It's trucks gone wild.
Six foot deep, muddy water, is the playing field for some monster trucks.
Spencer Little loves bogging and says, "I ride around through the deeper spots you know stir the mud up. We build bigger trucks to go through deeper mud."
The extreme sport is known as "bogging", and it takes some skill to spin these wheels.
Brandon Atkinson says, "It's a whole different level, it's monster trucks so when you turn the truck leans to one side you're hitting 5-6 foot holes with 700 horsepower, it's a whole different ball game."
But, drivers say not getting stuck in the murky water is a challenge.
The trucks tromp through the National Forest, but some laws are now prohibiting them from playing there, in fear of ripping up the pine trees.
A local business owner has opened his private land so these mud enthusiasts have a safe environment to wallow in the mud.
"We do regulate everything that goes on out here, it's a very safe environment, it's patrolled by Gadsden County Sheriff's", said James Green, organizer.
Bogging has been around for many years, but now women too are getting down and dirty in the big trucks.
"I gotta go out there through the big wholes like the boys do", said Audra Minnick, who is keeping up with the guys.
Driving the trucks, or just a watching, everyone seems to be getting just a little muddy.
The event takes place every Saturday, and ten dollars grants you twelve hours of full access to the area.
Organizers will soon open the land to four wheelers and ATV's.

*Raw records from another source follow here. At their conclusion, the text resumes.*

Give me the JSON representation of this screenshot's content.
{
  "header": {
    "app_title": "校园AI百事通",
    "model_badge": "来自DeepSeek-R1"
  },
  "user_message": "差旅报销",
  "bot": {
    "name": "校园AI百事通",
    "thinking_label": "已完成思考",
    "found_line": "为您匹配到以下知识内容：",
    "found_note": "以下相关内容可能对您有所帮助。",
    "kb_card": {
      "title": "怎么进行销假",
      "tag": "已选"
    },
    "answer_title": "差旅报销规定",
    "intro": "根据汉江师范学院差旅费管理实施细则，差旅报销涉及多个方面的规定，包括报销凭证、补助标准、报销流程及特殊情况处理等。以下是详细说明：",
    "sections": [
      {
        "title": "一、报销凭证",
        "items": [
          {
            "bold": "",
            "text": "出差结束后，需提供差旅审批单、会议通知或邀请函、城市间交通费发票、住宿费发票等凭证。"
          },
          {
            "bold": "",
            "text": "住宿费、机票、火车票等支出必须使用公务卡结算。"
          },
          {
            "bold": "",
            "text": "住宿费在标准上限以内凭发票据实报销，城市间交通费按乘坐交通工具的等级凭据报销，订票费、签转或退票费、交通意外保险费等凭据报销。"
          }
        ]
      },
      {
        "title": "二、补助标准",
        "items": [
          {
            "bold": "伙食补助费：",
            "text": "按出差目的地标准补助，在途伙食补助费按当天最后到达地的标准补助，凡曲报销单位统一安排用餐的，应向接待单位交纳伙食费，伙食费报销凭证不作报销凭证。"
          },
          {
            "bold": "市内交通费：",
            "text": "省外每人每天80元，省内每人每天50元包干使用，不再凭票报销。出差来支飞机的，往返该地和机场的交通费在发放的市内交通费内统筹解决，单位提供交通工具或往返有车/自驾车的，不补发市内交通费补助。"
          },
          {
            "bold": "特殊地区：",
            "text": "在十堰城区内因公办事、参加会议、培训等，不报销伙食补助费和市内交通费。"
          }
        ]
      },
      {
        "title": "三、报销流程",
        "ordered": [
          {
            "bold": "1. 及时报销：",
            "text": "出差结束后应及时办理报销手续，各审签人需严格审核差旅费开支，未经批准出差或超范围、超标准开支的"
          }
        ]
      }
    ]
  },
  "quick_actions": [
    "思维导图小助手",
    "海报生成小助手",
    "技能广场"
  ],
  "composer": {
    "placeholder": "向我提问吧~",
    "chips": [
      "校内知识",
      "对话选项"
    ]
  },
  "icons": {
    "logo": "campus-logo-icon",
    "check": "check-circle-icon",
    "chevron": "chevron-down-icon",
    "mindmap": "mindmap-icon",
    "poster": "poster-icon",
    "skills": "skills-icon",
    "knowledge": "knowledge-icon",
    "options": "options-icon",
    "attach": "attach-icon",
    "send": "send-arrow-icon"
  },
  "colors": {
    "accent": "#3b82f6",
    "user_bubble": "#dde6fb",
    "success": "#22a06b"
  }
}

Viewers with disabilities can get assistance accessing this station's FCC Public Inspection File by contacting the station with the information listed below. Questions or concerns relating to the accessibility of the FCC's online public file system should be directed to the FCC at 888-225-5322, 888-835-5322 (TTY), or email@example.com.